On October 4th the Getty Museum invites you to raise a glass, or two, to Michelangelo by joining Fred Plotkin, specialist in Italian gastronomy, opera, and history, along with Getty drawings curator Julian Brooks, as they travel back in time to explore the fascinating connections between art, food, drink, and this incomparable Italian Renaissance artist.
Audiences can live chat with presenters during the premiere. This program is part of the Drinking in the Past series and complements the exhibition Michelangelo: Mind of the Master.
Date: Sunday, October 4, 2020
Time: 2:00 p.m. PT; 5:00 p.m. ET
Location: Getty's YouTube channel
Admission: Free; no registration necessary
(cost of optional wine and food pairings noted below are approximate)
Discover three wines that would have been familiar to Michelangelo. Get all three in advance, select one, or just grab a glass of whatever you have at home – preferably Italian!
• Principe Pallavicini Frascati Superiore 2018 - $13.99
70% Malvasia del Lazio, 15% Trebbiano della Toscana, 15% Greco – Lazio, Italy
• Villa di Capezzana Carmignano 2015 - $31.99
80% Sangiovese and 20% Cabernet Sauvignon – Toscana, Italy
• Bellafonte Collenottolo Montefalco Sagrantino 2013 - $53.99
100% Sagrantino – Umbria, Italy
• Non-alcoholic beverage: Acqua di Fiuggi bottled water
Order wines through your local wine shops or national online retailers (prices are approximate).
Enjoy some tasty Italian cheese and bread with your wine (Michelangelo did). We suggest:
• Cheese: Pecorino di Pienza, Pecorino di Siena, Pecorino Romano, and/or Marzolino
• Bread: Pane Casareccio (Roman rustic), Pane Sciocco (Tuscan unsalted) and/or other Italian bread
• Pears: Forelle, San Martino, and/or other

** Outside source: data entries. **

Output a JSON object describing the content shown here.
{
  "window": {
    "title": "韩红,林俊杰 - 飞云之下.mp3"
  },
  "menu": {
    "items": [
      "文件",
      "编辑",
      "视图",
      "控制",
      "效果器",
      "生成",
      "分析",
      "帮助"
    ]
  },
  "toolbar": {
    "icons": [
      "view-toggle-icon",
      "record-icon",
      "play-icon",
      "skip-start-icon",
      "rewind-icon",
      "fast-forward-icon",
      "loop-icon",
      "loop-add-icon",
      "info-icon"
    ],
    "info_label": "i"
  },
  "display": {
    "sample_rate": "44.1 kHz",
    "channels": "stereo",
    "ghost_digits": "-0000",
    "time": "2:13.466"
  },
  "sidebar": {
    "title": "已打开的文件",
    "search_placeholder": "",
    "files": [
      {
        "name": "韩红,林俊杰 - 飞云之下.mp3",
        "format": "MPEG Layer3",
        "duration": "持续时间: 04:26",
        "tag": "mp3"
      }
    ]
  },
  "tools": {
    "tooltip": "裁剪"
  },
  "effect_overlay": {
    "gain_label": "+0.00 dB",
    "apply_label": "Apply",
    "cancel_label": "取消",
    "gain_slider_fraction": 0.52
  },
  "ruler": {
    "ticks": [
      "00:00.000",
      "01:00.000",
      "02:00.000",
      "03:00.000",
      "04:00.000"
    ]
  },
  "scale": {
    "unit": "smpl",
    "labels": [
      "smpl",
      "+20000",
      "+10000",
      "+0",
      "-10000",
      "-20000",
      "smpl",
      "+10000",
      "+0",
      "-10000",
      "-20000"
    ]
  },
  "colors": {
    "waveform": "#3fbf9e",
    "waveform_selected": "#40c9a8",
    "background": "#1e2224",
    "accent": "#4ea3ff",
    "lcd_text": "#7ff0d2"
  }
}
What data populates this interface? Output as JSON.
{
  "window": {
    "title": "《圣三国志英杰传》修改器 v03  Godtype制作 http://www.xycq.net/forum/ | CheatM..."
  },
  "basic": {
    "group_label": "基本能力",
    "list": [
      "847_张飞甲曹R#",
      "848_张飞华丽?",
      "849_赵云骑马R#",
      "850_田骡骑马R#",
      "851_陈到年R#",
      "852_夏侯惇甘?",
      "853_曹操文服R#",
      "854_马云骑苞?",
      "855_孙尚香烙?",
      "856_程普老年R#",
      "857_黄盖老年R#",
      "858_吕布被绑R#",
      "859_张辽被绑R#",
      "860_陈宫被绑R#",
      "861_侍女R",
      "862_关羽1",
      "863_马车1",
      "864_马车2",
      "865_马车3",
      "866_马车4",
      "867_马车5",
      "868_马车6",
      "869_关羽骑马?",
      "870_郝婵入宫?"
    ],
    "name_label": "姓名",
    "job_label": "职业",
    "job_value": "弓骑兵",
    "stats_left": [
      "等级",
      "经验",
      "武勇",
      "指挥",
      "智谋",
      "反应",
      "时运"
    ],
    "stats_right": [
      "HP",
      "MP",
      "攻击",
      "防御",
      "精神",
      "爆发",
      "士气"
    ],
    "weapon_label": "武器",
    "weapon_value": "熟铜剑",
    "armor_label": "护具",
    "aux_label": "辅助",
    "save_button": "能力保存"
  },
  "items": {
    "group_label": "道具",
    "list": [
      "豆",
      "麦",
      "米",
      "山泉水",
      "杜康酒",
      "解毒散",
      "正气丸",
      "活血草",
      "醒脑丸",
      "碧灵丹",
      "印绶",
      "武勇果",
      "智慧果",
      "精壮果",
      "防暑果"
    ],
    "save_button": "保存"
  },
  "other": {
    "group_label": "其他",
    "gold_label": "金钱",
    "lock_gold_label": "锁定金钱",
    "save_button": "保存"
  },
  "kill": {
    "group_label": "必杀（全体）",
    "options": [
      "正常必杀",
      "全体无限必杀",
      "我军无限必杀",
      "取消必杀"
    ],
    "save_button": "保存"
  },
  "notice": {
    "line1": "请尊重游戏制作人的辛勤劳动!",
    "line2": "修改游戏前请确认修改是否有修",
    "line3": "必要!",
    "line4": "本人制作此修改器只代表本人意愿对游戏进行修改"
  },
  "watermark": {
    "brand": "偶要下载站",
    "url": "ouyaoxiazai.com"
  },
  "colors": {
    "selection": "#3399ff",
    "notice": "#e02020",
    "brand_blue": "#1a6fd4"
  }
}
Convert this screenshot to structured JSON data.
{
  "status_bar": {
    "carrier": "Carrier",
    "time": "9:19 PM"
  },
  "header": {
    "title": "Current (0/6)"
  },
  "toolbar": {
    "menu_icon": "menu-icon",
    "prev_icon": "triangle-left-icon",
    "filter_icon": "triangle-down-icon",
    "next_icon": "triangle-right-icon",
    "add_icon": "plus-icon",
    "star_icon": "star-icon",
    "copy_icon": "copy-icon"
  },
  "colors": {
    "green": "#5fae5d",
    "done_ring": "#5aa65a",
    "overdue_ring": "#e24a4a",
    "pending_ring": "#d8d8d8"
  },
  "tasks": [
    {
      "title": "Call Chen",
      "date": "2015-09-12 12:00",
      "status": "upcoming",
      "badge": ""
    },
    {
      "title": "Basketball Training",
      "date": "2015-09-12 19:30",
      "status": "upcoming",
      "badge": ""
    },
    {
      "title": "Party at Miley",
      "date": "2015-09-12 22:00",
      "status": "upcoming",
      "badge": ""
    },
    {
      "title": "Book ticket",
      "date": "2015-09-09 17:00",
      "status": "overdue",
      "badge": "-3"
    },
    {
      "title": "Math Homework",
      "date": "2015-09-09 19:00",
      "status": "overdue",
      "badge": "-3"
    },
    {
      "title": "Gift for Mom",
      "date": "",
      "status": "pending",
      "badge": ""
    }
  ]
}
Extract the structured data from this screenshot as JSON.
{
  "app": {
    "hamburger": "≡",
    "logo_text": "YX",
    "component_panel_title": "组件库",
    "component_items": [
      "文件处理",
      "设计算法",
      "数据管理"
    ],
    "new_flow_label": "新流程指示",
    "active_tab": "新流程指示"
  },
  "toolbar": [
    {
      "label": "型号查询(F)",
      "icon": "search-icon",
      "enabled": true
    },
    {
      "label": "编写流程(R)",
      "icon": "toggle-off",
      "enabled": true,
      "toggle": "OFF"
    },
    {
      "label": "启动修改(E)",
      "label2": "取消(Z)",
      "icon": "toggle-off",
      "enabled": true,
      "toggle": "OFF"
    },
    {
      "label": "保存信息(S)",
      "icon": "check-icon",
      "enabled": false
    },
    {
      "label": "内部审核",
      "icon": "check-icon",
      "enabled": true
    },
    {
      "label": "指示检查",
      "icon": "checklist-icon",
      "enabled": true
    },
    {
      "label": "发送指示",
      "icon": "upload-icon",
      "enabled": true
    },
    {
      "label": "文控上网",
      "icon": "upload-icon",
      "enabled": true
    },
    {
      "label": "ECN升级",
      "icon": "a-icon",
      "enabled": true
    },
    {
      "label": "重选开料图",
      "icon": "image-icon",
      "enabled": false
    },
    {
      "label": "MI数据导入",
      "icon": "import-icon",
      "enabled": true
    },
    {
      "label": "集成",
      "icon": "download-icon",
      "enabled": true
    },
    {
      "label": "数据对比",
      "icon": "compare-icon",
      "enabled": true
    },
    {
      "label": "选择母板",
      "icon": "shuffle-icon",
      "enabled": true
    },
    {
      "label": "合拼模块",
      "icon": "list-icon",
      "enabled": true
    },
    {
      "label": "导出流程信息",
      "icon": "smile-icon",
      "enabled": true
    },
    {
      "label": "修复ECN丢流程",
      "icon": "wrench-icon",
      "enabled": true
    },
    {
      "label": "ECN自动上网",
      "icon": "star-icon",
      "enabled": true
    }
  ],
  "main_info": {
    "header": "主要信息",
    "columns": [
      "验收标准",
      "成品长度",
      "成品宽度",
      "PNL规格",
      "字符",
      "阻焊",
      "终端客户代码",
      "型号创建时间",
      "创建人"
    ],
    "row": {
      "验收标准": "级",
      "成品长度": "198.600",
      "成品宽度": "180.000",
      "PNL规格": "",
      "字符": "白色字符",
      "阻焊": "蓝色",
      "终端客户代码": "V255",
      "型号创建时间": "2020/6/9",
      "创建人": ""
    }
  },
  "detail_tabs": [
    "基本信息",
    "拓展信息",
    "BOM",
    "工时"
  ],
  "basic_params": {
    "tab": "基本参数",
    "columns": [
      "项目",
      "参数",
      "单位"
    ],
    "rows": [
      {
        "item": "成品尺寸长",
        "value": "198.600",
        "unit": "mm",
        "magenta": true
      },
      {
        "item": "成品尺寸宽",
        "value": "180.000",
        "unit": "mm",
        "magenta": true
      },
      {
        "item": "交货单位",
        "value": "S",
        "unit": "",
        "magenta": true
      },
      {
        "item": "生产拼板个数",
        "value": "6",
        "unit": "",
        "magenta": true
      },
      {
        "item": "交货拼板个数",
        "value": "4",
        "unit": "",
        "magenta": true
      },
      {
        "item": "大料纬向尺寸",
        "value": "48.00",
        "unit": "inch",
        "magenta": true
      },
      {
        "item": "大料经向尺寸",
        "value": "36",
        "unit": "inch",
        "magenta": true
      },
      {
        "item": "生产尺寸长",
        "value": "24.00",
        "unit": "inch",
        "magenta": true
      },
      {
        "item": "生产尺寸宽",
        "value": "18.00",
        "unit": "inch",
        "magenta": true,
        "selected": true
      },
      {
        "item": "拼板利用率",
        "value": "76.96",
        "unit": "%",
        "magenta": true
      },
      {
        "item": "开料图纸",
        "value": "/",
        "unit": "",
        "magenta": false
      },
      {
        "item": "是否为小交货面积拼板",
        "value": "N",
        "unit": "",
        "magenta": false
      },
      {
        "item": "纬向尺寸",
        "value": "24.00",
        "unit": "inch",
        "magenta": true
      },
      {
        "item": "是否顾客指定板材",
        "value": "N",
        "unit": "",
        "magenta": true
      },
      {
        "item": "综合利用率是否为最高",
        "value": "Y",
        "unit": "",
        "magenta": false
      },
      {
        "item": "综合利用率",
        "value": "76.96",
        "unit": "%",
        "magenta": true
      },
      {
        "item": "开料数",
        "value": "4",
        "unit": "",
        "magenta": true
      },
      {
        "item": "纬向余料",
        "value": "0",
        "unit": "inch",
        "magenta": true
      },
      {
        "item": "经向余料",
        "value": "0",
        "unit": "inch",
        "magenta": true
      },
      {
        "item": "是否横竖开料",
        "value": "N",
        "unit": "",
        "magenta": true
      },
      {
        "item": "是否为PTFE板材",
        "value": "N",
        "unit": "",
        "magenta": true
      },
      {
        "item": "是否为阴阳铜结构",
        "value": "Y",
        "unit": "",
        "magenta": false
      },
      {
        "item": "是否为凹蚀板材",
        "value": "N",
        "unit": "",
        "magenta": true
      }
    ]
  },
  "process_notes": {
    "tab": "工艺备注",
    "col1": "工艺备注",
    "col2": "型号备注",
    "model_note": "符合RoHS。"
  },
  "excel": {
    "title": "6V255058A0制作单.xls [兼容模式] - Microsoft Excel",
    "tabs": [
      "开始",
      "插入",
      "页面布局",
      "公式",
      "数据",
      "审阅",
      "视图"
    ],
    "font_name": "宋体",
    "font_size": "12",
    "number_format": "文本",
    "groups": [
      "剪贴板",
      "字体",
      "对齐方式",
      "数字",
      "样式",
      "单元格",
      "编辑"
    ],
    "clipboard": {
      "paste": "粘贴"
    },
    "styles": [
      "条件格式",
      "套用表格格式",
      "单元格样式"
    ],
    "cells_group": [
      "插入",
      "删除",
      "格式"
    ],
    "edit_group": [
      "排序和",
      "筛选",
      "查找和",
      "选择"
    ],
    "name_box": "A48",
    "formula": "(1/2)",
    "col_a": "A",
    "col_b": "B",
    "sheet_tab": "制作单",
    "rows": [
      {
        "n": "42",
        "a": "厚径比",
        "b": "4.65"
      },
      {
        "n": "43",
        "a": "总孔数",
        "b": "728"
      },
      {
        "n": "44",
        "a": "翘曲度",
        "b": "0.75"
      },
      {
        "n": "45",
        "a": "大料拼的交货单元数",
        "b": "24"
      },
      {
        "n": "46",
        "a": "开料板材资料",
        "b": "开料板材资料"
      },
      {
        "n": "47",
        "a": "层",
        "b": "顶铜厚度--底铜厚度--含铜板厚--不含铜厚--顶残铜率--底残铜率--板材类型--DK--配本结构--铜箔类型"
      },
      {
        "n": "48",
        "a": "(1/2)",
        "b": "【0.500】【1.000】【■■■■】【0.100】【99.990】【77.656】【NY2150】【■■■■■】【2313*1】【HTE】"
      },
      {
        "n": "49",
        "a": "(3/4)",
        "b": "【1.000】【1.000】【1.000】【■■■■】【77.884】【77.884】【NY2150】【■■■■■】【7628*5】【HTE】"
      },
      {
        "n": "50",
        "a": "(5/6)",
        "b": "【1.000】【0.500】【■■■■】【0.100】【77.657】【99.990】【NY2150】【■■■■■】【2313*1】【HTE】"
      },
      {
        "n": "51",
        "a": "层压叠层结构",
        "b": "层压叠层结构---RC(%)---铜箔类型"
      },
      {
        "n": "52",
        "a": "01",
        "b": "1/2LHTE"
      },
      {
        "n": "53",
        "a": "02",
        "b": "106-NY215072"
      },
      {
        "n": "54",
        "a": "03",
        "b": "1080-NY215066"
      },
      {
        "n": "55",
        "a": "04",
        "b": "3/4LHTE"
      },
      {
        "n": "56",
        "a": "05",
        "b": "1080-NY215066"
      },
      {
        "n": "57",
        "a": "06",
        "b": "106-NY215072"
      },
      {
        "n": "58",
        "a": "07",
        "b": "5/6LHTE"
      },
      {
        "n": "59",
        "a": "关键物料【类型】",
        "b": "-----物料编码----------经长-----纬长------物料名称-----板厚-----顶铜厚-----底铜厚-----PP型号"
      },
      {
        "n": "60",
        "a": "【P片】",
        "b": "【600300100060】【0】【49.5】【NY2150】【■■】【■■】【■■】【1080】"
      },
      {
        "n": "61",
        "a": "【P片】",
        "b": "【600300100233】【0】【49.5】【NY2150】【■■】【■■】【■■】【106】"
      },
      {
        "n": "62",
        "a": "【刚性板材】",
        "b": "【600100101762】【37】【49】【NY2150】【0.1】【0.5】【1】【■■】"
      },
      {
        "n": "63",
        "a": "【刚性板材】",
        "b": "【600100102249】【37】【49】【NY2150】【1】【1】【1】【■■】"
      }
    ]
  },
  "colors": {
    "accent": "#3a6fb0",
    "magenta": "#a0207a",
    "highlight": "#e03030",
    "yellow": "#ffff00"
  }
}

Explore this downloadable pdf for wine notes, tasting cards, and a few Renaissance etiquette tips to get the festivities started.
(All images for the article are permission of the Getty Museum.)